Like many kids, I first saw this film on a black and white TV in the 70’s and it made quite an impression among myself and the school friends who braved it and spent a few times diving under blankets when things got scary. Here’s a kicker for you: I didn’t like Bela Lugosi’s portrayal as a kid because that 1931 version was too dull for my unrefined tastes.
Of course, I was also bored by many of those old Universal horrors except for two of the Frankensteins, The Mummy, The Invisible Man and The Wolf Man. Not surprising at all was once I saw it shortly thereafter, Abbott and Costello Meet Frankenstein was likely my favorite horror film for a while growing up. Yes, I got older and smarter in my film appreciation, by the way.
When I finally saw a color version many years later, I was shocked at the difference and how very frightening it was with the Technicolor pop. By then, I’d already seen a slew of Hammer horror and sci-fi films and was totally convinced that the studio was one that kept the genre flame burning for a while as tastes were changing, Anyway, in color (and later with a few edited scenes restored), Dracula remains a gorgeously shot and edited masterpiece. It’s clearly a totally different vibe that Universal’s original film, but both are seen as equal by me these days. I’m not here to
yammer Hammer on about the plot – I’ll just warmly recommend you see this if you haven’t.

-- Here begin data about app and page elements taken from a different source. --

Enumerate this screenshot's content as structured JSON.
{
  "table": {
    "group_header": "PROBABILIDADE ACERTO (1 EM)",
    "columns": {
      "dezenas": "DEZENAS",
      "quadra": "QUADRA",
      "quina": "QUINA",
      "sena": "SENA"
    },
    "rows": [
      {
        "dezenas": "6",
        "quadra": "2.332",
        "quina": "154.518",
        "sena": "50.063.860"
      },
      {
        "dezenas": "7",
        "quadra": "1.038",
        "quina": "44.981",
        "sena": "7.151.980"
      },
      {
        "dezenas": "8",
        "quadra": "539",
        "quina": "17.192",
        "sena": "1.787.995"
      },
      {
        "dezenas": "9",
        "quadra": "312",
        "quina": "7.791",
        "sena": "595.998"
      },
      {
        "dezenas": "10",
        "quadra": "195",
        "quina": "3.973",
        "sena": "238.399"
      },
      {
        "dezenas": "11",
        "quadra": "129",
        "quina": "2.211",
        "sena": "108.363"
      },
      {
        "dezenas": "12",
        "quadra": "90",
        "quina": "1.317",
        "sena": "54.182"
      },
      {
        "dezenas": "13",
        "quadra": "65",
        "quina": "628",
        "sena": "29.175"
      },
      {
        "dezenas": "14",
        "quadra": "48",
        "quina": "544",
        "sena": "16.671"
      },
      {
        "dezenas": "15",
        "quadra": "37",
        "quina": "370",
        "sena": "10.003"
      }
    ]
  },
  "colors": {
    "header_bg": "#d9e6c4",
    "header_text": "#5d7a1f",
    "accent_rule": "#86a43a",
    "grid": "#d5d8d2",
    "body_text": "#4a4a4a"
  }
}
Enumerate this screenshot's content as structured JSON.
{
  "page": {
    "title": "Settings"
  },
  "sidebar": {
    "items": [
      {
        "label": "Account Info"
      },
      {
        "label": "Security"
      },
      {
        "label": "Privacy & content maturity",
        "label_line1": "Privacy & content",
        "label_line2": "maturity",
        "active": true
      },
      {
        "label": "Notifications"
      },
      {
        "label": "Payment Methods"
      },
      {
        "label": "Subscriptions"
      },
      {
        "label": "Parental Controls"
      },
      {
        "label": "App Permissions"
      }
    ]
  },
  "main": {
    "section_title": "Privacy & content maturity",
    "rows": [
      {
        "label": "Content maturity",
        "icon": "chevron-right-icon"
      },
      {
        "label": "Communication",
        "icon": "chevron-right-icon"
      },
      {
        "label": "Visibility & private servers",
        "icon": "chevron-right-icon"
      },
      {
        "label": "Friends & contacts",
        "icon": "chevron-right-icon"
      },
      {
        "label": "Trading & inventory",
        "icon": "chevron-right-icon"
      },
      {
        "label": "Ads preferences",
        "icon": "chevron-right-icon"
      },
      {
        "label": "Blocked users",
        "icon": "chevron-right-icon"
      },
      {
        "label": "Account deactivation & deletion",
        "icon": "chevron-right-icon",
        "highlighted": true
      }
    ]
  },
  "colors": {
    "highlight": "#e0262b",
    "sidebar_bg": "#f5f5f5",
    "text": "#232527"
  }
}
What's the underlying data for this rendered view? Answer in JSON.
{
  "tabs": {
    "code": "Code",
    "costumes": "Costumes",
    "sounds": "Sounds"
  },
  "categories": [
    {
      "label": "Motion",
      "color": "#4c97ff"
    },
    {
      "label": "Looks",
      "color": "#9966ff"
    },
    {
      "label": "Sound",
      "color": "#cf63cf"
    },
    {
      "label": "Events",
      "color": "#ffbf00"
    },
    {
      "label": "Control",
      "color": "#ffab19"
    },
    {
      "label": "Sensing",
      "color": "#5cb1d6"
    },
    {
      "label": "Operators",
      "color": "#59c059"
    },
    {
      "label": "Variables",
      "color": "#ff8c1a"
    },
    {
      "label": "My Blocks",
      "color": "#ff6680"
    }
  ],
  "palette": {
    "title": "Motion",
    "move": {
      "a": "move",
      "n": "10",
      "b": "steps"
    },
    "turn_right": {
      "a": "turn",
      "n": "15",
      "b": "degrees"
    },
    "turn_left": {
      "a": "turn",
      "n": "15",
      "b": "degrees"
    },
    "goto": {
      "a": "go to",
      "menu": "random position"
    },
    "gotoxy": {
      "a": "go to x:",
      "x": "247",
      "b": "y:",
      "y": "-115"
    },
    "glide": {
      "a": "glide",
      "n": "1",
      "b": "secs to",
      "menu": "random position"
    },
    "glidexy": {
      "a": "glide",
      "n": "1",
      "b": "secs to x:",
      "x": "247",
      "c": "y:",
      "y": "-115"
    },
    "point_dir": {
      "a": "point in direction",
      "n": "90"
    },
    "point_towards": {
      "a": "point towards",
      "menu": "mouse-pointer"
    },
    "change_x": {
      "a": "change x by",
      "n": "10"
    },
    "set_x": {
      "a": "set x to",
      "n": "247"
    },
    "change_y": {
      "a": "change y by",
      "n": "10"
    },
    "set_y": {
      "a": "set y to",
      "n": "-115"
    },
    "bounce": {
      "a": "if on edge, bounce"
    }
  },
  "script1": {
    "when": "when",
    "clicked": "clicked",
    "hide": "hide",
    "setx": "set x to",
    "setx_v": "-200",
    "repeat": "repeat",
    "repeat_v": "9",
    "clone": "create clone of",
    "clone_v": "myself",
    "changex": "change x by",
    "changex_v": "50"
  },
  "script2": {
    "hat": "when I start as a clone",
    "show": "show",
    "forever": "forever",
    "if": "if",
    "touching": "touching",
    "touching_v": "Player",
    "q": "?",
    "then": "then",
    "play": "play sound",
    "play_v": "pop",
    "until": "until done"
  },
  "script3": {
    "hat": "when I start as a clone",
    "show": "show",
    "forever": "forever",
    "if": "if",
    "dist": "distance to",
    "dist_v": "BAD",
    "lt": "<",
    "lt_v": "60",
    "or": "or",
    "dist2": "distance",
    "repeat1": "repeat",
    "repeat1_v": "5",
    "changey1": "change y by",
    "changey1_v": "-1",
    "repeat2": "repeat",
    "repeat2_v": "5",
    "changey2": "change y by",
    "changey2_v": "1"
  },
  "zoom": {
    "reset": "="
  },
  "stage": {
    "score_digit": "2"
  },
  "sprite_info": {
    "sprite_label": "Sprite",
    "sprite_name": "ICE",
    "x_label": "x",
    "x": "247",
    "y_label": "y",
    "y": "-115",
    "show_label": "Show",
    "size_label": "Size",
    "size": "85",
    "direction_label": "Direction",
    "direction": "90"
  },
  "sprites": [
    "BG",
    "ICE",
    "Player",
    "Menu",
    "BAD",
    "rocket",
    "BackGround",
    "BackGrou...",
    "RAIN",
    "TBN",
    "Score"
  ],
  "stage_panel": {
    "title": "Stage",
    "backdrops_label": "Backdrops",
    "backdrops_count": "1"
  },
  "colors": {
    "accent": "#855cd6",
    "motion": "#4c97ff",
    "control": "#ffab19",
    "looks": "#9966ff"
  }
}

It’s a film that I’d go as far to say that everyone is perfectly cast in. Christopher Lee’s portrayal is both menacing and dare I say, sexy? for the time. It’s a lot different that Lugosi’s Count, but both are I think, done well for each era. Peter Cushing plays Van Helsing so well, that I think it the best portrayal of the character I’ve seen. All the ladies who lunch here are stunning or elegant in their look, and even secondary characters fit like gloves here. The last version I was was on TCM, so I’m not sure if was the 2012 restoration with the two extended scenes or not.
If you own a multi-region Blu-Ray player and want it all, The UK version of the film has not only the 2012 restored cut, it’s got two extra discs of special features the Warner Archive version is missing, although that one can be bought as separate Blu-Ray or DVD versions. Yes, I’ll get to Horror of Frankenstein at some point as well as Hammer’s version of The Mummy and few other of their films at some point down the road. I just wanted to pop this one up first because it was the first one I remembered seeing and, hey, I found out someone else liked it as much as I do.